Task requirements:
As you work through the listing below, copy each line exactly and drop the images.
%%
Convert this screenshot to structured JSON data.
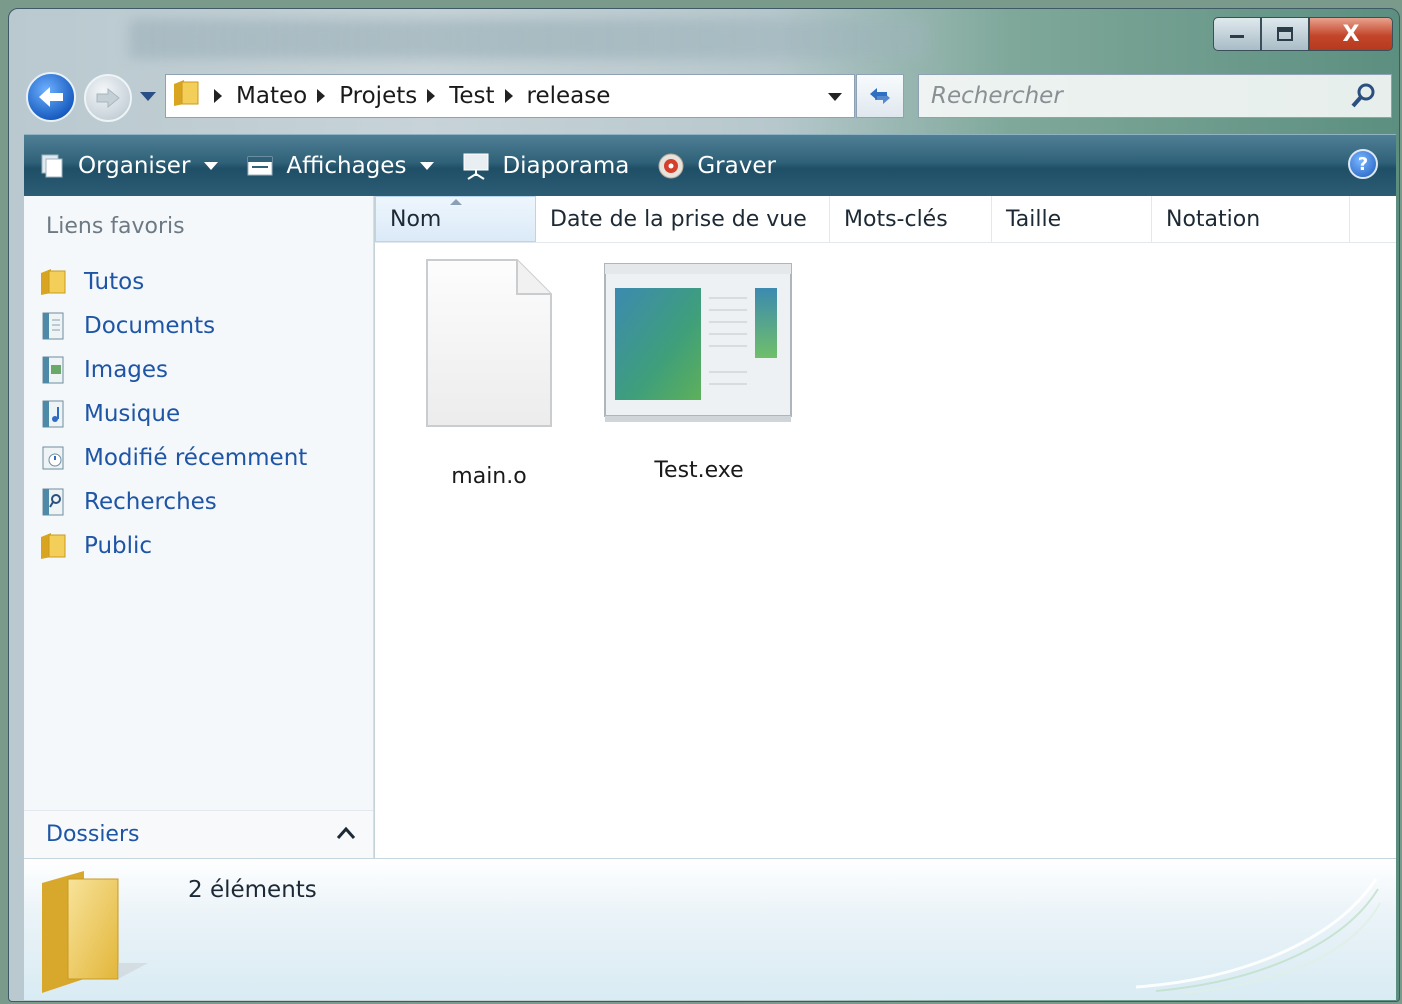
{
  "window": {
    "caption_buttons": [
      "minimize",
      "maximize",
      "close"
    ],
    "close_glyph": "X"
  },
  "nav": {
    "breadcrumbs": [
      "Mateo",
      "Projets",
      "Test",
      "release"
    ]
  },
  "search": {
    "placeholder": "Rechercher"
  },
  "toolbar": {
    "organiser": "Organiser",
    "affichages": "Affichages",
    "diaporama": "Diaporama",
    "graver": "Graver",
    "help": "?"
  },
  "sidebar": {
    "header": "Liens favoris",
    "items": [
      {
        "label": "Tutos",
        "icon": "folder-icon"
      },
      {
        "label": "Documents",
        "icon": "documents-icon"
      },
      {
        "label": "Images",
        "icon": "images-icon"
      },
      {
        "label": "Musique",
        "icon": "music-icon"
      },
      {
        "label": "Modifié récemment",
        "icon": "recent-icon"
      },
      {
        "label": "Recherches",
        "icon": "searches-icon"
      },
      {
        "label": "Public",
        "icon": "folder-icon"
      }
    ],
    "folders_label": "Dossiers"
  },
  "columns": [
    "Nom",
    "Date de la prise de vue",
    "Mots-clés",
    "Taille",
    "Notation"
  ],
  "files": [
    {
      "name": "main.o",
      "icon": "blank-file-icon"
    },
    {
      "name": "Test.exe",
      "icon": "exe-window-icon"
    }
  ],
  "details": {
    "count": "2 éléments"
  },
  "colors": {
    "command_bar": "#2f6178",
    "link_blue": "#1e55a5",
    "sorted_header": "#dbeaf8"
  }
}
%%
Task answer:
Convert this screenshot to structured JSON data.
{
  "window": {
    "caption_buttons": [
      "minimize",
      "maximize",
      "close"
    ],
    "close_glyph": "X"
  },
  "nav": {
    "breadcrumbs": [
      "Mateo",
      "Projets",
      "Test",
      "release"
    ]
  },
  "search": {
    "placeholder": "Rechercher"
  },
  "toolbar": {
    "organiser": "Organiser",
    "affichages": "Affichages",
    "diaporama": "Diaporama",
    "graver": "Graver",
    "help": "?"
  },
  "sidebar": {
    "header": "Liens favoris",
    "items": [
      {
        "label": "Tutos",
        "icon": "folder-icon"
      },
      {
        "label": "Documents",
        "icon": "documents-icon"
      },
      {
        "label": "Images",
        "icon": "images-icon"
      },
      {
        "label": "Musique",
        "icon": "music-icon"
      },
      {
        "label": "Modifié récemment",
        "icon": "recent-icon"
      },
      {
        "label": "Recherches",
        "icon": "searches-icon"
      },
      {
        "label": "Public",
        "icon": "folder-icon"
      }
    ],
    "folders_label": "Dossiers"
  },
  "columns": [
    "Nom",
    "Date de la prise de vue",
    "Mots-clés",
    "Taille",
    "Notation"
  ],
  "files": [
    {
      "name": "main.o",
      "icon": "blank-file-icon"
    },
    {
      "name": "Test.exe",
      "icon": "exe-window-icon"
    }
  ],
  "details": {
    "count": "2 éléments"
  },
  "colors": {
    "command_bar": "#2f6178",
    "link_blue": "#1e55a5",
    "sorted_header": "#dbeaf8"
  }
}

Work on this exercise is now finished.